Jay S. Fein received the Edward A. Flinn III Award at the Joint Assembly, held 26 May 2009 in Toronto, Ontario, Canada. The award honors “individuals who personify the Union’s motto ‘unselfish cooperation in research’ through their facilitating, coordinating, and implementing activities.”
I am honored to present Jay S. Fein, recipient of the 2009 AGU Edward A. Flinn III Award. I have known Jay for over 25 years and have often witnessed his deep commitment to leading and serving the atmospheric sciences community. This commitment goes well beyond what his program management job at the National Science Foundation calls for; Jay is visionary and insightful and has on many occasions supported high-risk innovative research that has proven to be watershed science. He has an uncanny ability to balance risk taking, leadership, and partnering with national and international agencies and community members on projects in a way that does not compromise his federal oversight responsibilities, and always in a humble and gracious manner.

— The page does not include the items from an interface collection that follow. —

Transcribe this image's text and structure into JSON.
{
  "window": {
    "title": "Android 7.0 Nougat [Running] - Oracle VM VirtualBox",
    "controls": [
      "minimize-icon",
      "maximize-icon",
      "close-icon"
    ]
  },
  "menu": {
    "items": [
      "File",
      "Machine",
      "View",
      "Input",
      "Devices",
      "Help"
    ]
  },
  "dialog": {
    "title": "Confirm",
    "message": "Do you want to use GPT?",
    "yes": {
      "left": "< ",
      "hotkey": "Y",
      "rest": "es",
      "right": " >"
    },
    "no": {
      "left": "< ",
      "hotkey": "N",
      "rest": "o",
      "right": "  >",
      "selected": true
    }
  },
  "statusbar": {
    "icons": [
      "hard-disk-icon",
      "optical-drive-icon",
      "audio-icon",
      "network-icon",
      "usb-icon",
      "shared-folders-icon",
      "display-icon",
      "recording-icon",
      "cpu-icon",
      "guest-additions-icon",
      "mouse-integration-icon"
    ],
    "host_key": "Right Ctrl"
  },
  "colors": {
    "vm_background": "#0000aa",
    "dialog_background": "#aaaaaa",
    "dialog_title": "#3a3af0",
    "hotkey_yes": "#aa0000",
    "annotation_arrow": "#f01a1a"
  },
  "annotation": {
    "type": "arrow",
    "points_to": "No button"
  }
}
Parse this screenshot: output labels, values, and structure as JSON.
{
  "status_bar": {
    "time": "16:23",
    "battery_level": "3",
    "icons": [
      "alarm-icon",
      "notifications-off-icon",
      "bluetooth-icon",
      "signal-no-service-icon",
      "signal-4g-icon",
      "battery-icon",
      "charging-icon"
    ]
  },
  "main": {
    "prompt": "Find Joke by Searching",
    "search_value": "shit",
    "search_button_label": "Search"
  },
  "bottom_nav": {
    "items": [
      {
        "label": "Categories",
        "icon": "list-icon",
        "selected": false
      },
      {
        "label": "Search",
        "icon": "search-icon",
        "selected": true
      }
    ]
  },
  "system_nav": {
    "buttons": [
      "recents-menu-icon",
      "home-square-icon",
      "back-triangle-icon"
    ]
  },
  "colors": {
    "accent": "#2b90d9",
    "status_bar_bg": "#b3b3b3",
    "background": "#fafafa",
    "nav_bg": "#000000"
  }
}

Long ago Jay recognized the importance of pursuing parallel climate and weather paths in complex field campaigns in order to fundamentally understand the climate system. He has provided sage advice, and served as a brilliant mediator when necessary, in such major international field programs as the Monsoon Experiment (MONEX; 1979), Tropical Ocean–Global Atmosphere/Coupled Ocean-Atmosphere Response Experiment (TOGA/COARE; 1992–1993), Indian Ocean Experiment (INDOEX; 1998), The Observing-System Research and Predictability Experiment (THORPEX) Pacific-Asian Regional Campaign (T-PARC; 2008), and many others.
Jay saw the need for comprehensive global models early on. When Francis Bretherton, Dave Schimel, and I were organizing the community Climate System Modeling Project (CSMP) in the late 1980s and early 1990s, Jay encouraged, supported, and helped define the CSMP vision. CSMP evolved into the Community Climate System Model (CCSM) effort, which now includes over 300 scientists from the National Center for Atmospheric Research and many universities and labs working to develop a fully coupled model of Earth’s climate system. Jay was instrumental in rallying the community behind CCSM and in obtaining computer resources for the model, which has been critical to the Intergovernmental Panel on Climate Change assessments.
Jay has also played a vital leadership role in pioneering satellite observing technology. He supported the high-risk but highly successful Global Positioning System/Meteorology (GPS/MET) program (1995–1997), which provided the first soundings of Earth’s atmosphere using the radio occultation technique. It took courage and foresight for Jay to embrace GPS/MET in the early 1990s, because at that time the radio occultation technique was virtually unknown to most atmospheric scientists. Jay then helped lead the Taiwan-U.S. Constellation Observing System for Meteorology, Ionosphere and Climate (COSMIC) mission. COSMIC extended GPS/MET by launching six microsatellites in 2006 that provide between 1500 and 2000 soundings of the global atmosphere each day in near real time. The benefit of these soundings for numerical weather prediction has been demonstrated by leading weather centers around the world. COSMIC was an extremely complex program to organize, from the political as well as the scientific and technological side, requiring negotiations and coordination among five U.S. agencies and Taiwan. It never would have happened without Jay’s profound commitment and support.
In addition to his extraordinary scientific and organizational skills, Jay Fein is a true gentleman. He has had a major impact on science overall and on my career and that of many others. I am proud to call him my friend.
—RICHARD A. ANTHES, University Corporation for Atmospheric Research, Boulder, Colorado
I am deeply honored to be the 2009 recipient of AGU’s Edward A. Flinn III Award, and I thank AGU, its Award Nominations Committee, and, in particular, my nominators, Rick Anthes, Jack Fellows, and Roger Wakimoto.
Whatever successes have come my way, however, have less to do with me than with the brilliant and creative research scientists and institutional leaders I have had the pleasure to work with over the past several decades. I have been fortunate to be able to work in a science I love and with the best group of colleagues one could hope for. I have also been fortunate to witness the birth and maturation of “Earth system sciences,” the goal of which was enunciated in a presentation on 26 June 1986, by Francis Bretherton:
- To obtain a scientific understanding of the entire Earth system on a global scale by describing how its component parts and their interactions have evolved, how they function, and how they may be expected to continue to evolve on all timescales.
He further pointed out that the impact of human activities poses an additional challenge:
- To develop the capability to predict those changes that will occur in the next decade to century, both naturally and in response to human activities.
The worldwide communities of geoscientists, working with colleagues in many areas of science and applications, have made extraordinary advances in meeting these challenges posed over 2 decades ago. This is a remarkable testimony to the visionary brilliance of Bretherton and his peers, including past recipients of this award as well as my nominators. That I have been fortunate enough to be a part of this extraordinary group and this period of advancement has been delightful to me and also very gratifying.
—JAY S. FEIN, The Dallas Morning News, Tex.